At the top of the second pitch, I had just built my anchor, clipped in, and was belaying Zim up to me. Shell was still clipped to the anchor at the top of the first pitch, about 40 metres below.
The ice came - 5-10 seconds of brick-sized blocks slamming into us. Driven against the snow by the blows, I thought it was all over.
I don't remember the end of it, so must have blacked out for a few seconds. Everything ached and there was blood over the snow, but only one thought developed: 'Get the fuck down!'
I yelled down to the others, but could only hear muffled replies. Abseiling down, I saw Zim slumped on a low angled snow slope, and Shell staring at me with huge eyes.

Zim mumbled that he wasn't good. He thought that the impact of the ice had broken his shoulder and maybe his leg. I offered to abseil together, but decided to lower him straight away as that would be quicker. Small things, like checking and rechecking knots and threaded ropes, took on new significance.

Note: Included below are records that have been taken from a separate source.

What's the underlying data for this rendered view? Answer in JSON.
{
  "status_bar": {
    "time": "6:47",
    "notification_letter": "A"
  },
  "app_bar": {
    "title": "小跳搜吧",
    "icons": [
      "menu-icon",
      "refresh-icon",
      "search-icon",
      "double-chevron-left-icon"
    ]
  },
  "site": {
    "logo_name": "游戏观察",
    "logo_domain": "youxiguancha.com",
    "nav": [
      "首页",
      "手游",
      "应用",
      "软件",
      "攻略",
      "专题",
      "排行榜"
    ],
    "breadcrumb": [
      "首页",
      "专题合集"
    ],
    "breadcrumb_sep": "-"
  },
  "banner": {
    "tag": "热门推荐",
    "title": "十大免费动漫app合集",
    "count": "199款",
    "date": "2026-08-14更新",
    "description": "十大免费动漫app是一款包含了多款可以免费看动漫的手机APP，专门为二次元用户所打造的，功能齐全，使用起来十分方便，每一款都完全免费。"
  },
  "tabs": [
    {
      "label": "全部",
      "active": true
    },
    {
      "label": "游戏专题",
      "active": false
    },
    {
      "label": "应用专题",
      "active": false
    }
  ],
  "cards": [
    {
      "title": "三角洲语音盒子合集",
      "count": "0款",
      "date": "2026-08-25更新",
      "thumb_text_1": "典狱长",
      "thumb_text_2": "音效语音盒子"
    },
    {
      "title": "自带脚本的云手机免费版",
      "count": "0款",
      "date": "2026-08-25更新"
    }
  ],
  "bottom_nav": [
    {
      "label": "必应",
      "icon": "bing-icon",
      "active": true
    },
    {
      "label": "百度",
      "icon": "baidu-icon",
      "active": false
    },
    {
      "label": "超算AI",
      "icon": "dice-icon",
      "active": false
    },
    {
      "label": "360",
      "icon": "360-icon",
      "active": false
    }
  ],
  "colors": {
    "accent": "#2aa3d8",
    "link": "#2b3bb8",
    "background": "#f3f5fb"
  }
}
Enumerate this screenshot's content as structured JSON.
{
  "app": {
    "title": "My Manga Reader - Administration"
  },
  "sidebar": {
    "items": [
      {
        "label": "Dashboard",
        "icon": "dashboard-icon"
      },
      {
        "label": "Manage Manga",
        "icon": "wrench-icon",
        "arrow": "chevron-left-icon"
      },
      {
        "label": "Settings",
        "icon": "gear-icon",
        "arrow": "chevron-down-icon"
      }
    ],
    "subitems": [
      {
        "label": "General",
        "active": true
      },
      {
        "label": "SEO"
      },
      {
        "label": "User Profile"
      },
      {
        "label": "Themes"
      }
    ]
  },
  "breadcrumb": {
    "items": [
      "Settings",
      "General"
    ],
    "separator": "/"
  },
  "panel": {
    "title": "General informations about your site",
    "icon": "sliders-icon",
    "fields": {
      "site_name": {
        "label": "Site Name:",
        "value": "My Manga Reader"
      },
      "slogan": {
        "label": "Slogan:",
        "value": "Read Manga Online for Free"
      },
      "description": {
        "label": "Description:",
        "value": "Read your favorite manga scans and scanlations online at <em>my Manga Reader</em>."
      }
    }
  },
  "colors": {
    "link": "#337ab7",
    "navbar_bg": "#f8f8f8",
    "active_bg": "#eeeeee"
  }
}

I followed Zim down, and checked his injuries while Shell abseiled. After slinging his arm, Zim thought he could walk; which was a relief, as my ribs hurt and my left hand wasn't working. The three of us shuffled slowly downhill to the nearest hut. I then walked out to the road, found a family with a 4-wheel-drive who were holidaying nearby, and asked them to drive in to pick up the others.
By the time we all reached the road end, Shell was feeling a bit better and said she could drive. We headed for Timaru, making a quick detour to Burger King. The staff at BK's gave us a funny look, not surprising given that three smelly, blood-stained, down jacket wearing individuals were standing at the counter asking directions to the hospital while ordering double whoppers.

Zim broke his fibula and scapula. He will need to get the scapula operated on, and is bummed to be missing out on climbing time. Shell and I escaped with cuts and bad bruising. For the time being, our training entails quiet ambles along the beach.
Of course, the weather is perfect. The fattest high all winter is currently parked over the Southern Alps. We are supposed to be at Pioneer Hut. Instead, we are at home drinking coffee and taking anti-inflammatries.
Life reminds us, once again, why we live.